6. Widgets are not just eye candy...they can actually make you more productive

If you've moved from a BlackBerry, or more traditional cell phone, you may become quickly overwhelmed by the sheer amount of settings and options that are available to you, even for some basic functions. And, those settings may be nested down a couple of levels deep, making it cumbersome to change settings on the run. Fortunately, there are many free apps that will allow you to put a simple widget on one of your phone's screens to quickly change a setting. I use Quick Profiles to quickly shift between Vibrate Only (no audible ringing) and Phone Only (audible ringing). Mobile apps like these can bundle together many different behaviors into a single button push. TeslaLED is another handy widget that turns your device into a flash light.

7. Make sure to use screen protectors

Keep your device's screen in pristine condition with the screen protector of your choice. Costs and quality widely vary for the protective film that you layer on your display, but by covering up your touchscreen you will keep it from scratching. The extra protective layer can also help in bright sunlight. The BoxWave ClearTouch Crystal cover that I have on my N1 has held up nicely over six months of constant use. At some point I will sell this device, and the new owner will be happy to get a screen that isn't marred by scratches and such.

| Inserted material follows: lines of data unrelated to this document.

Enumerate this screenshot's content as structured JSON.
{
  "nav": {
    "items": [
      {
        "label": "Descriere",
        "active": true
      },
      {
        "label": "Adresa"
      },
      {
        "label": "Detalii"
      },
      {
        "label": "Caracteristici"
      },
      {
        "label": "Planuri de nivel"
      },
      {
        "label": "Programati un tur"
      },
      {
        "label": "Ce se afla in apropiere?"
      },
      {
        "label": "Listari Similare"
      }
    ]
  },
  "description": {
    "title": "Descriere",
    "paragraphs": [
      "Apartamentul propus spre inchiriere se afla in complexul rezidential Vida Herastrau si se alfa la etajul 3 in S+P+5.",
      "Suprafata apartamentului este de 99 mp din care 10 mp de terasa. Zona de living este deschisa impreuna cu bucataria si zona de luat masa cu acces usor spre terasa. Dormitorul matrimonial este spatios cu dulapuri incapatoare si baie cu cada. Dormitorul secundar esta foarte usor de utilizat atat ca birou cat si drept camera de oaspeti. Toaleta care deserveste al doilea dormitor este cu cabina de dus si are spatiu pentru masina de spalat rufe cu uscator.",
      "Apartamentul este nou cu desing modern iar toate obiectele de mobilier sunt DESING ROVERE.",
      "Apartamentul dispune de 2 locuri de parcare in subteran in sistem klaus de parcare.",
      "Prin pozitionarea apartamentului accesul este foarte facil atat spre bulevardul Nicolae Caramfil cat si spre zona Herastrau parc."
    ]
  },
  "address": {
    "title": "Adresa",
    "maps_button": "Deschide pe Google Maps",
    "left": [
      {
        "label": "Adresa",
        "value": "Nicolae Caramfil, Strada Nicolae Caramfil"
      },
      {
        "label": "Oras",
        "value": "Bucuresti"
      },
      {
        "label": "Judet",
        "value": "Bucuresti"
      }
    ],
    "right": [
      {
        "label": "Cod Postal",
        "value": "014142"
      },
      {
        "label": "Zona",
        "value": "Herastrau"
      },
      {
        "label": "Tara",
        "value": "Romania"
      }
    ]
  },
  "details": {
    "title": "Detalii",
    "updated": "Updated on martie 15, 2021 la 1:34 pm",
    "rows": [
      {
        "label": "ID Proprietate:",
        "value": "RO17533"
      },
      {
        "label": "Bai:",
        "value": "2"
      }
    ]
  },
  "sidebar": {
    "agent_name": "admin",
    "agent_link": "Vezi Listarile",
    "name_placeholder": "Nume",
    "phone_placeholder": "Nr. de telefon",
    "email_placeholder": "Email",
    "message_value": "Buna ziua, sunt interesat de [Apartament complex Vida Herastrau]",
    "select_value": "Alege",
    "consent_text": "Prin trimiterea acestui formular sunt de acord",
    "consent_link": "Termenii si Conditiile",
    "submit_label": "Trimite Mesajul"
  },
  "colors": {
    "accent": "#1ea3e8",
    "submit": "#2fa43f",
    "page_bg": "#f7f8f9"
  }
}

8. Check the market place for alternative dialers, keyboards, and browser

The Android development community is very active and chances are if you don't like the way a particular function works, someone else has developed an Android app that is more to your liking.

As a longtime BlackBerry user I found the stock Android phone dialer cumbersome and missing key features (especially speed dial). I've been using Dialer One, which turns your Android dialing experience into one more akin to a BlackBerry. For example, typing on Dialer One's standard T9 keyboard will invoke a look-ahead search of your appropriate contacts.

There are also many excellent alternative keyboard applications worth exploring (many of them free). I was a big Swype advocate for a while (enter text using gestures), but have recently switched to Smart Keyboard Pro which is highly customizable and has allowed me to be more accurate when typing on the run.

The stock Android browser works very well, but recently I stumbled on Dolphin HD which adds a variety of additional features, such as full screen capability, and integration with the LastPass password management system. I use LastPass on a variety of computers, and Dolphin allows me to easily carry that experience over to my Android device.

9. Secure your Android handset with a mobile app like Mobile Defense or Lookout

My hairdresser recently told me about several butt dialing incidents she unwittingly triggered from her Droid X. I quickly showed her how to use a visual pattern for screen unlocking (Settings/Location & Security/User Visible pattern). Now she can keep her phone locked when not active, and use a quick gesture-based method of unlocking (much easier than numbers).

And if you are nervous about misplacing your phone, or it getting into the hands of a thief, you may want to try out an app like Mobile Defense (still in beta) or Lookout. These apps work hand-in-hand with your device's built in security features (like the Visible pattern) and allow you to remotely track where your device has last been, lock it out, or wipe it.

10. Ditch your carrier's voice mail or visual voice mail plan and go with Google voice

Once you've gotten used to interacting with voice mail visually, you will never want to go back to old fashioned voice only management. The various carriers offer visual voice mail at an extra charge; however, you can have it for free via Google Voice. Not only will you be able to manage your messages visually from your devices, you will also be able to do it via the web on your desktop or laptop computer. Set up is very easy, and you can find Google Voice instructions here.

Kenny Schiff is a contributor to Internet.com's EnterpriseMobileToday.com. He is also the founder and president of TPC Healthcare, a specialty provider of real-time location and point-of-care communication technologies to hospitals and healthcare organizations.


Google, Android, Droid, nexus one, Froyo